Let's say your new love interest announces on Facebook that they’re in a relationship with you. Then a week later, they post a pic of their romantic evening with someone else. Naturally, you’re furious. But are you overreacting? After all, it may be perfectly obvious to you to that the definition of "relationship" includes monogamy—but did you ever ask your partner if they do, too?
In global commerce, these kinds of misunderstandings come up all the time, and can lead to serious conflicts, even when both parties think they are acting in good faith. It’s what makes corporate litigators rich.
In the world of global trade where often parties don’t share a native language, the possibilities for misunderstanding only multiply.
To overcome this challenge, international traders have over the centuries employed many different lingua francas, i.e. a common languages. Their goal: to provide clarity, predictability and trust in commercial transactions. When Rome ruled the seas, merchants had to learn Latin. When Venice dominated Eastern Mediterranean trade, Arabs, Greeks and Turks often did business in the Venetian language.
And in the 20th century, the International Chamber of Commerce (ICC) created Incoterms, short for international commerce terms. Founded just after WWI, the ICC immediately went to work to create this official lingua franca. Today, it remains is the most important system of its kind in the world.
Languages Must Evolve Over Time—And So Does Incoterms
As trade, technology and business practices have changed over time, a lingua franca must evolve too, and Incoterms is no exception.
For example, in the 2020 update of Incoterms, the term Delivered at Terminal (DAT) has been changed to Delivered at Place Unloaded (DPU), since the buyer and/or seller may also want goods delivered somewhere other than a terminal.
Perhaps the change with the most impact in the 2020 update is Free Carrier (FCA). Under this term, a seller is required to make the goods available at its own premises or other specified place—and is responsible for loading the goods on the buyer's transport.
A Common Language for Customs Clearance
At Zeus Logics, we are working hard on a goal that in many ways emulates Incoterms. We are creating a customs clearance platform that allows all the key players in international commerce to communicate—shippers, carriers, suppliers, importers, freight forwarders, etc.—among each other and, most critically, with the United States Customs and Border Protection (CBP).
This digital lingua franca is the necessary first step to are digitizing the end-to-end customs clearance process, which until now has been a Babel of information spread across disconnected people, processes and systems—phone calls, paper documents, emails, faxes, etc.

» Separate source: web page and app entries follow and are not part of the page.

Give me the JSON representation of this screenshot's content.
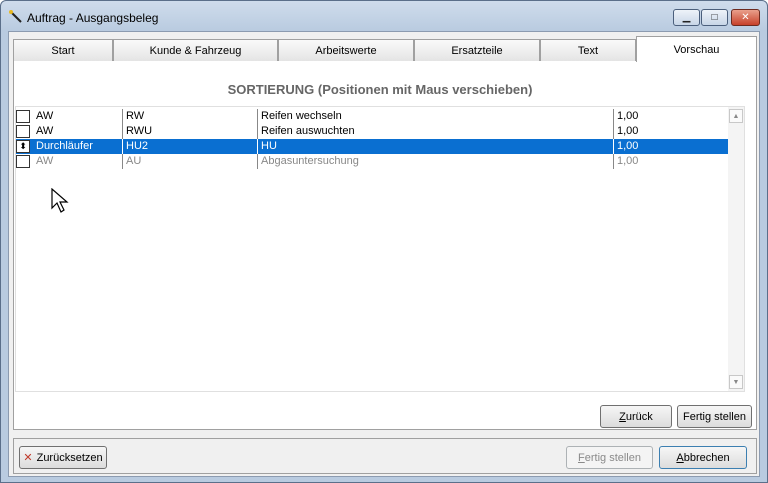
{
  "window": {
    "title": "Auftrag - Ausgangsbeleg",
    "minimize_glyph": "▁",
    "maximize_glyph": "□",
    "close_glyph": "✕"
  },
  "tabs": [
    {
      "label": "Start"
    },
    {
      "label": "Kunde & Fahrzeug"
    },
    {
      "label": "Arbeitswerte"
    },
    {
      "label": "Ersatzteile"
    },
    {
      "label": "Text"
    },
    {
      "label": "Vorschau",
      "active": true
    }
  ],
  "sort_header": "SORTIERUNG (Positionen mit Maus verschieben)",
  "rows": [
    {
      "type": "AW",
      "code": "RW",
      "description": "Reifen wechseln",
      "qty": "1,00"
    },
    {
      "type": "AW",
      "code": "RWU",
      "description": "Reifen auswuchten",
      "qty": "1,00"
    },
    {
      "type": "Durchläufer",
      "code": "HU2",
      "description": "HU",
      "qty": "1,00",
      "selected": true,
      "handle": "⬍"
    },
    {
      "type": "AW",
      "code": "AU",
      "description": "Abgasuntersuchung",
      "qty": "1,00"
    }
  ],
  "scroll": {
    "up": "▲",
    "down": "▼"
  },
  "panel_buttons": {
    "back_u": "Z",
    "back_rest": "urück",
    "finish": "Fertig stellen"
  },
  "footer_buttons": {
    "reset_icon": "✕",
    "reset_label": "Zurücksetzen",
    "finish_u": "F",
    "finish_rest": "ertig stellen",
    "cancel_u": "A",
    "cancel_rest": "bbrechen"
  },
  "colors": {
    "selection": "#0a6fd1",
    "reset_icon": "#c0392b"
  }
}
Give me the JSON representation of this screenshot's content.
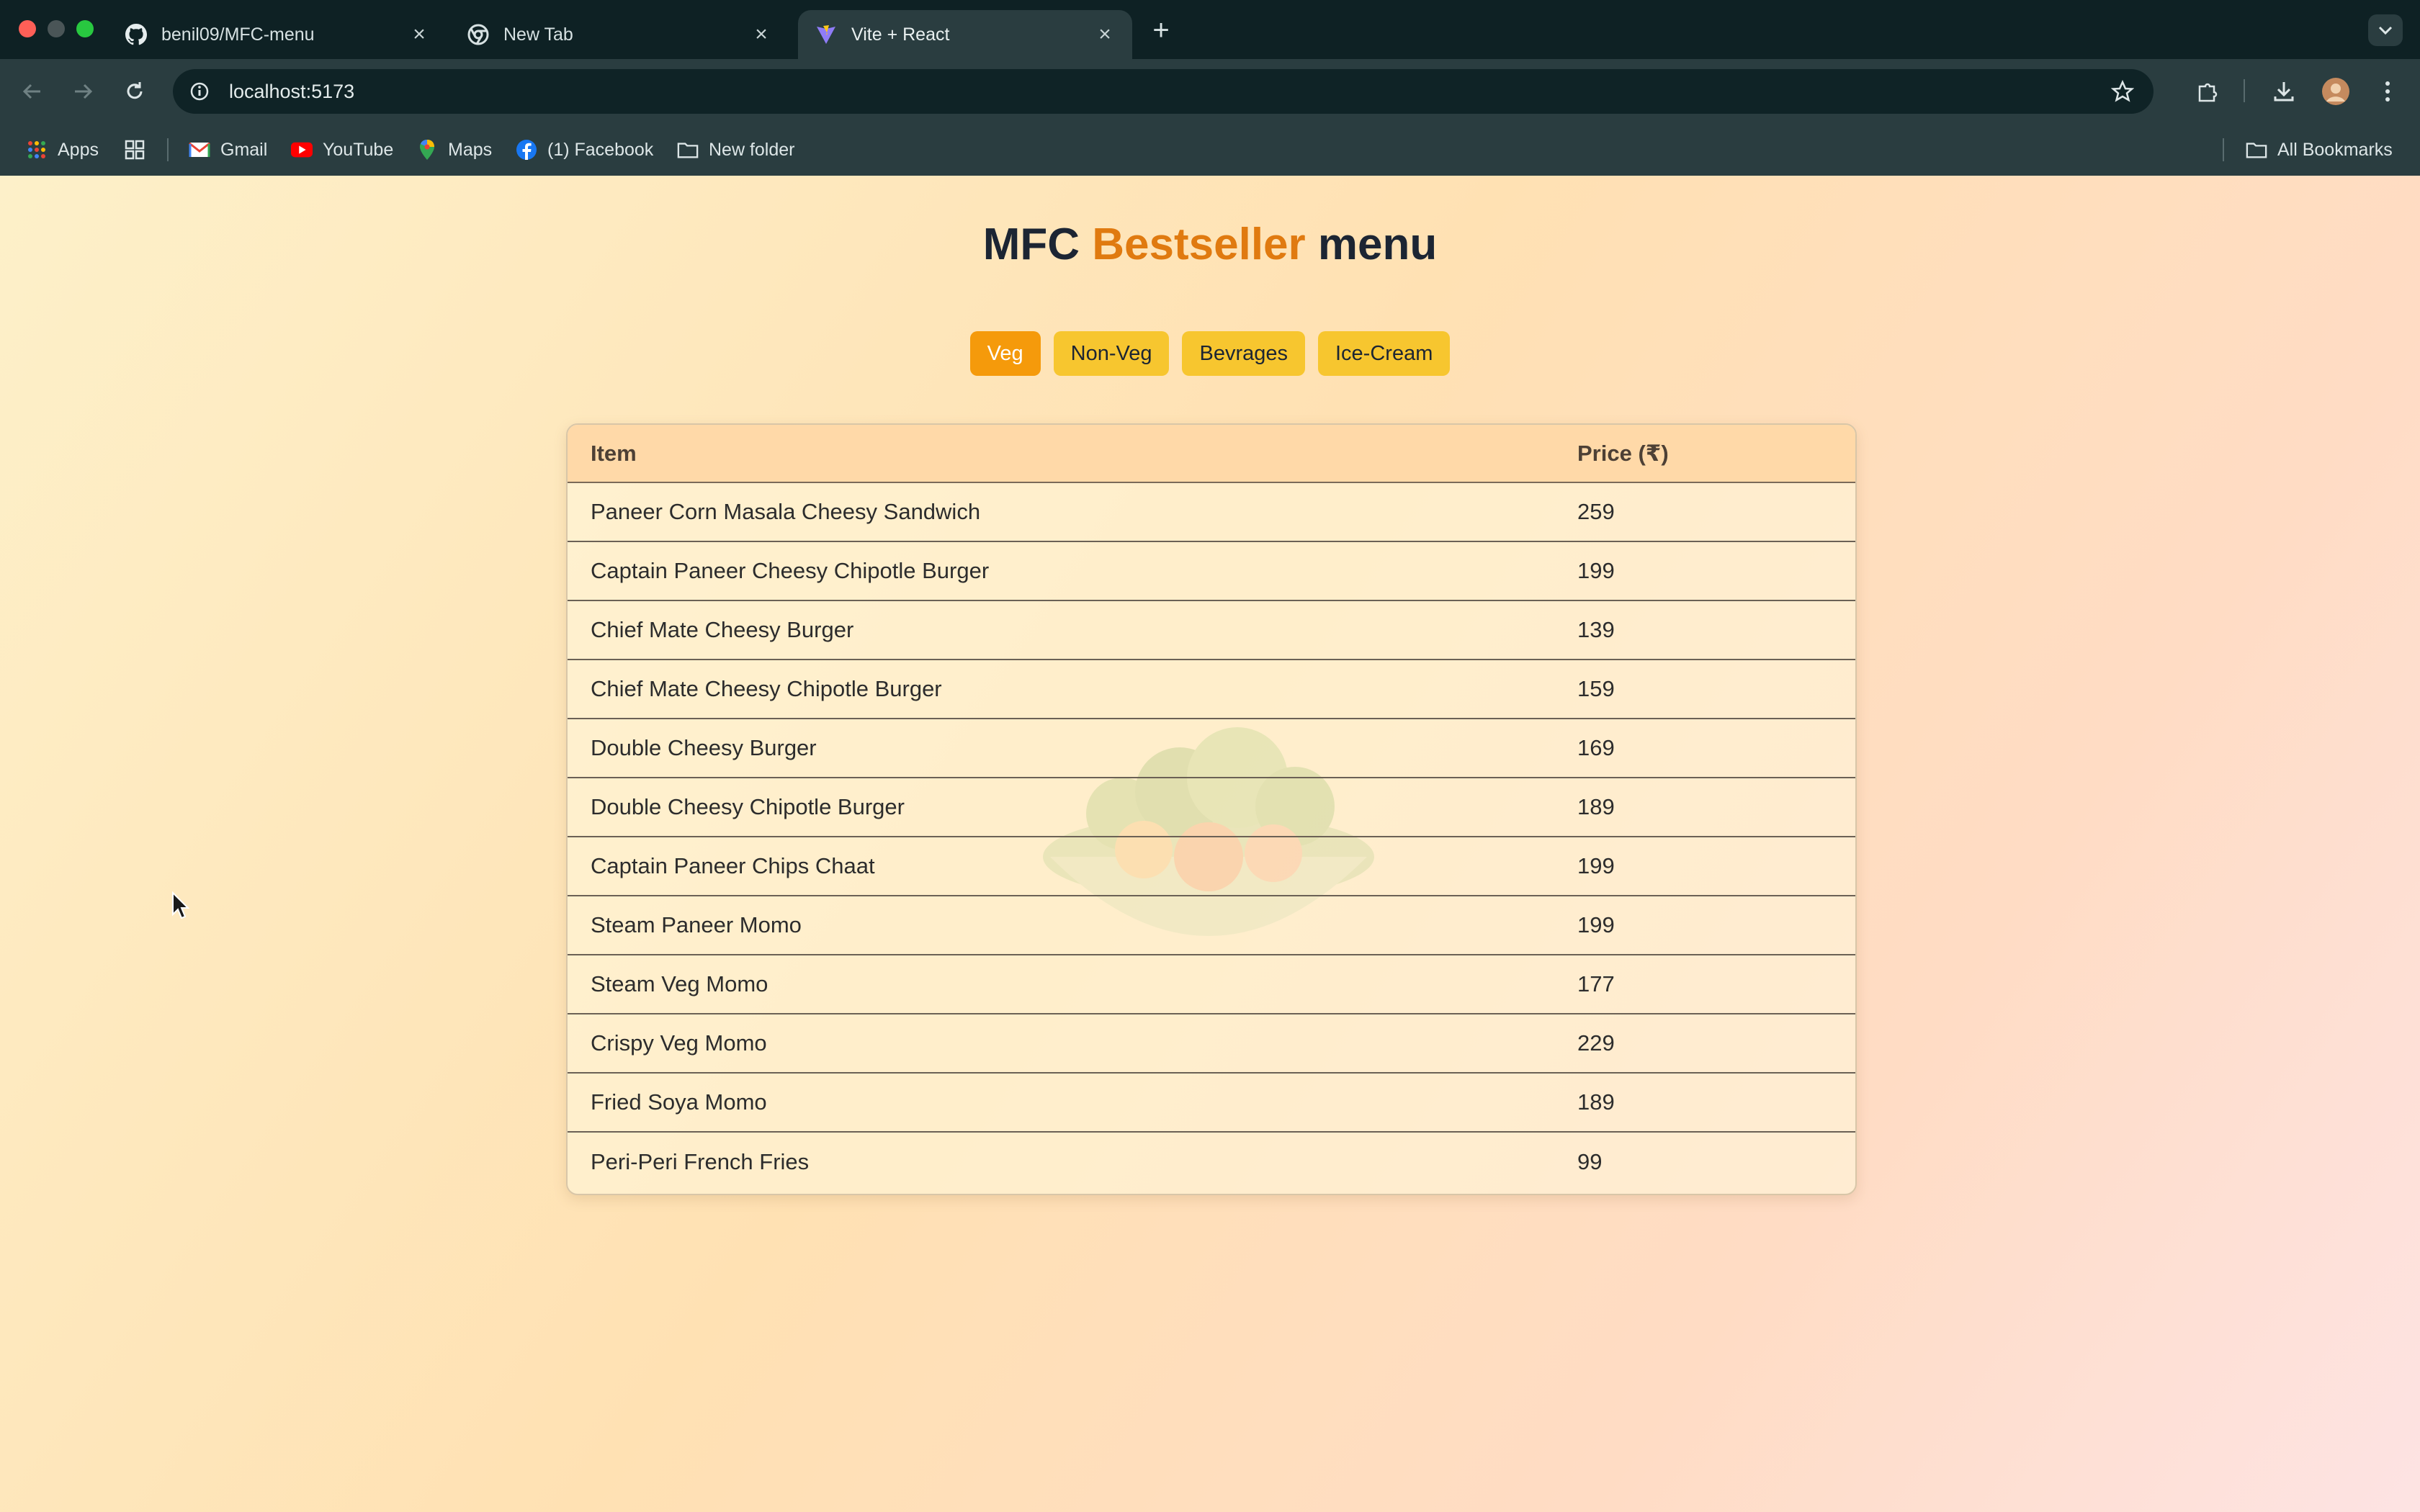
{
  "browser": {
    "tabs": [
      {
        "title": "benil09/MFC-menu",
        "icon": "github-icon",
        "active": false
      },
      {
        "title": "New Tab",
        "icon": "chrome-icon",
        "active": false
      },
      {
        "title": "Vite + React",
        "icon": "vite-icon",
        "active": true
      }
    ],
    "url": "localhost:5173",
    "bookmarks": [
      {
        "label": "Apps",
        "icon": "apps-grid-icon"
      },
      {
        "label": "Gmail",
        "icon": "gmail-icon"
      },
      {
        "label": "YouTube",
        "icon": "youtube-icon"
      },
      {
        "label": "Maps",
        "icon": "maps-icon"
      },
      {
        "label": "(1) Facebook",
        "icon": "facebook-icon"
      },
      {
        "label": "New folder",
        "icon": "folder-icon"
      }
    ],
    "all_bookmarks": "All Bookmarks"
  },
  "page": {
    "title_part1": "MFC",
    "title_accent": "Bestseller",
    "title_part2": "menu",
    "accent_color": "#e07a10",
    "filters": [
      {
        "label": "Veg",
        "active": true
      },
      {
        "label": "Non-Veg",
        "active": false
      },
      {
        "label": "Bevrages",
        "active": false
      },
      {
        "label": "Ice-Cream",
        "active": false
      }
    ],
    "table": {
      "headers": {
        "item": "Item",
        "price": "Price (₹)"
      },
      "rows": [
        {
          "item": "Paneer Corn Masala Cheesy Sandwich",
          "price": "259"
        },
        {
          "item": "Captain Paneer Cheesy Chipotle Burger",
          "price": "199"
        },
        {
          "item": "Chief Mate Cheesy Burger",
          "price": "139"
        },
        {
          "item": "Chief Mate Cheesy Chipotle Burger",
          "price": "159"
        },
        {
          "item": "Double Cheesy Burger",
          "price": "169"
        },
        {
          "item": "Double Cheesy Chipotle Burger",
          "price": "189"
        },
        {
          "item": "Captain Paneer Chips Chaat",
          "price": "199"
        },
        {
          "item": "Steam Paneer Momo",
          "price": "199"
        },
        {
          "item": "Steam Veg Momo",
          "price": "177"
        },
        {
          "item": "Crispy Veg Momo",
          "price": "229"
        },
        {
          "item": "Fried Soya Momo",
          "price": "189"
        },
        {
          "item": "Peri-Peri French Fries",
          "price": "99"
        }
      ]
    }
  }
}
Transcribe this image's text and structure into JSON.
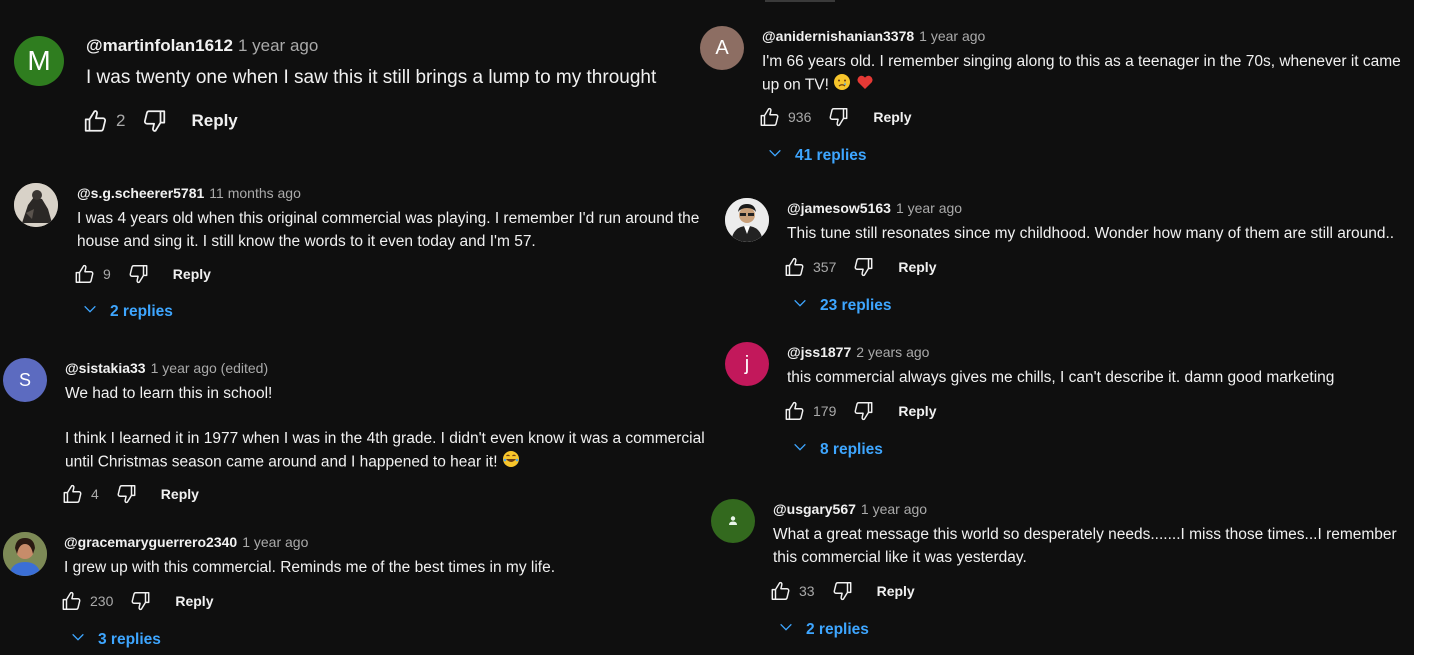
{
  "comments": [
    {
      "author": "@martinfolan1612",
      "time": "1 year ago",
      "text": "I was twenty one when I saw this it still brings a lump to my throught",
      "likes": "2",
      "reply": "Reply",
      "avatar_letter": "M",
      "avatar_color": "#2f7d1f"
    },
    {
      "author": "@s.g.scheerer5781",
      "time": "11 months ago",
      "text": "I was 4 years old when this original commercial was playing. I remember I'd run around the house and sing it. I still know the words to it even today and I'm 57.",
      "likes": "9",
      "reply": "Reply",
      "replies": "2 replies"
    },
    {
      "author": "@sistakia33",
      "time": "1 year ago (edited)",
      "text_line1": "We had to learn this in school!",
      "text_line2": "I think I learned it in 1977 when I was in the 4th grade. I didn't even know it was a commercial until Christmas season came around and I happened to hear it!",
      "likes": "4",
      "reply": "Reply",
      "avatar_letter": "S",
      "avatar_color": "#5c6bc0"
    },
    {
      "author": "@gracemaryguerrero2340",
      "time": "1 year ago",
      "text": "I grew up with this commercial. Reminds me of the best times in my life.",
      "likes": "230",
      "reply": "Reply",
      "replies": "3 replies"
    },
    {
      "author": "@anidernishanian3378",
      "time": "1 year ago",
      "text": "I'm 66 years old. I remember singing along to this as a teenager in the 70s, whenever it came up on TV!",
      "likes": "936",
      "reply": "Reply",
      "replies": "41 replies",
      "avatar_letter": "A",
      "avatar_color": "#8d6e63"
    },
    {
      "author": "@jamesow5163",
      "time": "1 year ago",
      "text": "This tune still resonates since my childhood. Wonder how many of them are still around..",
      "likes": "357",
      "reply": "Reply",
      "replies": "23 replies"
    },
    {
      "author": "@jss1877",
      "time": "2 years ago",
      "text": "this commercial always gives me chills, I can't describe it. damn good marketing",
      "likes": "179",
      "reply": "Reply",
      "replies": "8 replies",
      "avatar_letter": "j",
      "avatar_color": "#c2185b"
    },
    {
      "author": "@usgary567",
      "time": "1 year ago",
      "text": "What a great message this world so desperately needs.......I miss those times...I remember this commercial like it was yesterday.",
      "likes": "33",
      "reply": "Reply",
      "replies": "2 replies",
      "avatar_color": "#33691e"
    }
  ],
  "colors": {
    "background": "#0f0f0f",
    "link": "#3ea6ff",
    "secondary_text": "#aaaaaa"
  },
  "icons": [
    "thumbs-up-icon",
    "thumbs-down-icon",
    "chevron-down-icon",
    "crying-face-emoji",
    "red-heart-emoji",
    "laughing-face-emoji"
  ]
}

By creating a common global language for trade, the ICC removed much of the friction in commercial transactions and helped accelerate growth and prosperity. By speeding and automating customs clearance, we expect the Zeus Logics platform to contribute to the same goal for its customers.